Task to carry out
These records must be written out again exactly.

Segment Start: Dataset records

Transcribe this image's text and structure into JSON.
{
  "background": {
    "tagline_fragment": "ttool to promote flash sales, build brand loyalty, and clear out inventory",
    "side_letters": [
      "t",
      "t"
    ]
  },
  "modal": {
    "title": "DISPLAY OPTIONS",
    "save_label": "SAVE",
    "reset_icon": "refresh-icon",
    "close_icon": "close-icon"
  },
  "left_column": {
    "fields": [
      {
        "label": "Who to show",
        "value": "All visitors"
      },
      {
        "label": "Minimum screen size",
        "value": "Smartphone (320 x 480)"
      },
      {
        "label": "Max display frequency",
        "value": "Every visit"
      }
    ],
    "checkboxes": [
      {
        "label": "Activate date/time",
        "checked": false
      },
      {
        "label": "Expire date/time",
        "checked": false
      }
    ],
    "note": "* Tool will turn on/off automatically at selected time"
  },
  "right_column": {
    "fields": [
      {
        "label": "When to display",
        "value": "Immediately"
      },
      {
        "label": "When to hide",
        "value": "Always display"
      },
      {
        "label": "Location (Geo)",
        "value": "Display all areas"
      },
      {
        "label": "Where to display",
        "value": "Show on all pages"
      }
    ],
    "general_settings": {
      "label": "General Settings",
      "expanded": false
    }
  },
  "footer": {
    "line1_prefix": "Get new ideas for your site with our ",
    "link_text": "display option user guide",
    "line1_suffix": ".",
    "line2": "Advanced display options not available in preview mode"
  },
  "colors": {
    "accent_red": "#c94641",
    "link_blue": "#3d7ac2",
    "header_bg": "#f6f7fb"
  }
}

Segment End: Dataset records

Solution for this task
Transcribe this image's text and structure into JSON.
{
  "background": {
    "tagline_fragment": "ttool to promote flash sales, build brand loyalty, and clear out inventory",
    "side_letters": [
      "t",
      "t"
    ]
  },
  "modal": {
    "title": "DISPLAY OPTIONS",
    "save_label": "SAVE",
    "reset_icon": "refresh-icon",
    "close_icon": "close-icon"
  },
  "left_column": {
    "fields": [
      {
        "label": "Who to show",
        "value": "All visitors"
      },
      {
        "label": "Minimum screen size",
        "value": "Smartphone (320 x 480)"
      },
      {
        "label": "Max display frequency",
        "value": "Every visit"
      }
    ],
    "checkboxes": [
      {
        "label": "Activate date/time",
        "checked": false
      },
      {
        "label": "Expire date/time",
        "checked": false
      }
    ],
    "note": "* Tool will turn on/off automatically at selected time"
  },
  "right_column": {
    "fields": [
      {
        "label": "When to display",
        "value": "Immediately"
      },
      {
        "label": "When to hide",
        "value": "Always display"
      },
      {
        "label": "Location (Geo)",
        "value": "Display all areas"
      },
      {
        "label": "Where to display",
        "value": "Show on all pages"
      }
    ],
    "general_settings": {
      "label": "General Settings",
      "expanded": false
    }
  },
  "footer": {
    "line1_prefix": "Get new ideas for your site with our ",
    "link_text": "display option user guide",
    "line1_suffix": ".",
    "line2": "Advanced display options not available in preview mode"
  },
  "colors": {
    "accent_red": "#c94641",
    "link_blue": "#3d7ac2",
    "header_bg": "#f6f7fb"
  }
}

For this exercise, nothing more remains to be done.